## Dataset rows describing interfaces

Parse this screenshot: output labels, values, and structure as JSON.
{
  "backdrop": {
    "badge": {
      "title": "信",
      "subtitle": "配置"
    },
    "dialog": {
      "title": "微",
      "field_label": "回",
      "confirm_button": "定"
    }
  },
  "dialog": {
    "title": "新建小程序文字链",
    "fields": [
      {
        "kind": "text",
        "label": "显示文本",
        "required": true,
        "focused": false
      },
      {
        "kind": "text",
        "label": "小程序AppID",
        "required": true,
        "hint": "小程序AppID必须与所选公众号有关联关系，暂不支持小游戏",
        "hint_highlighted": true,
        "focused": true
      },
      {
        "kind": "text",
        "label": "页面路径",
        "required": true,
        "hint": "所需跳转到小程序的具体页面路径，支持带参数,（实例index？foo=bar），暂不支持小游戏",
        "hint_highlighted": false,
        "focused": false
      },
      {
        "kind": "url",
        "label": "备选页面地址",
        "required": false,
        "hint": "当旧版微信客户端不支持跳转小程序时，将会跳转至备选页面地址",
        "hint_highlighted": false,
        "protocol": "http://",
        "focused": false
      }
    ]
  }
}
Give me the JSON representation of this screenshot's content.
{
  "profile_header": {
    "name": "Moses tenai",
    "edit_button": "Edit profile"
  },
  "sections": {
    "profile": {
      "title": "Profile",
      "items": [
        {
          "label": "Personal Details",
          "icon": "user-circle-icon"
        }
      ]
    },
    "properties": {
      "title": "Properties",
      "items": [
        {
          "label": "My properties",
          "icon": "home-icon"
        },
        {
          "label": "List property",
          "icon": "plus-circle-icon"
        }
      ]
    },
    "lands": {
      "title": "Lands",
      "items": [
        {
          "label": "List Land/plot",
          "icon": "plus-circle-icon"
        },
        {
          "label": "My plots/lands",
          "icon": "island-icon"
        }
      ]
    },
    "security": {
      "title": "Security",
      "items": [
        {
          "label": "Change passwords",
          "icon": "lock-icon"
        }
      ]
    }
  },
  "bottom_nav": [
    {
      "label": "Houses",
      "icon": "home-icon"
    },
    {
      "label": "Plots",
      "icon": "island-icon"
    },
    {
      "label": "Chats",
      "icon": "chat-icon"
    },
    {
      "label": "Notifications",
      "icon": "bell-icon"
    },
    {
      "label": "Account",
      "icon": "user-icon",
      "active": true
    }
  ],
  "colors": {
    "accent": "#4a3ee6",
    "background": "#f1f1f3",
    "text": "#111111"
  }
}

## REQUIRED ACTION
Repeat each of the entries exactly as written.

## RESPONSE
Parse this screenshot: output labels, values, and structure as JSON.
{
  "backdrop": {
    "badge": {
      "title": "信",
      "subtitle": "配置"
    },
    "dialog": {
      "title": "微",
      "field_label": "回",
      "confirm_button": "定"
    }
  },
  "dialog": {
    "title": "新建小程序文字链",
    "fields": [
      {
        "kind": "text",
        "label": "显示文本",
        "required": true,
        "focused": false
      },
      {
        "kind": "text",
        "label": "小程序AppID",
        "required": true,
        "hint": "小程序AppID必须与所选公众号有关联关系，暂不支持小游戏",
        "hint_highlighted": true,
        "focused": true
      },
      {
        "kind": "text",
        "label": "页面路径",
        "required": true,
        "hint": "所需跳转到小程序的具体页面路径，支持带参数,（实例index？foo=bar），暂不支持小游戏",
        "hint_highlighted": false,
        "focused": false
      },
      {
        "kind": "url",
        "label": "备选页面地址",
        "required": false,
        "hint": "当旧版微信客户端不支持跳转小程序时，将会跳转至备选页面地址",
        "hint_highlighted": false,
        "protocol": "http://",
        "focused": false
      }
    ]
  }
}
Give me the JSON representation of this screenshot's content.
{
  "profile_header": {
    "name": "Moses tenai",
    "edit_button": "Edit profile"
  },
  "sections": {
    "profile": {
      "title": "Profile",
      "items": [
        {
          "label": "Personal Details",
          "icon": "user-circle-icon"
        }
      ]
    },
    "properties": {
      "title": "Properties",
      "items": [
        {
          "label": "My properties",
          "icon": "home-icon"
        },
        {
          "label": "List property",
          "icon": "plus-circle-icon"
        }
      ]
    },
    "lands": {
      "title": "Lands",
      "items": [
        {
          "label": "List Land/plot",
          "icon": "plus-circle-icon"
        },
        {
          "label": "My plots/lands",
          "icon": "island-icon"
        }
      ]
    },
    "security": {
      "title": "Security",
      "items": [
        {
          "label": "Change passwords",
          "icon": "lock-icon"
        }
      ]
    }
  },
  "bottom_nav": [
    {
      "label": "Houses",
      "icon": "home-icon"
    },
    {
      "label": "Plots",
      "icon": "island-icon"
    },
    {
      "label": "Chats",
      "icon": "chat-icon"
    },
    {
      "label": "Notifications",
      "icon": "bell-icon"
    },
    {
      "label": "Account",
      "icon": "user-icon",
      "active": true
    }
  ],
  "colors": {
    "accent": "#4a3ee6",
    "background": "#f1f1f3",
    "text": "#111111"
  }
}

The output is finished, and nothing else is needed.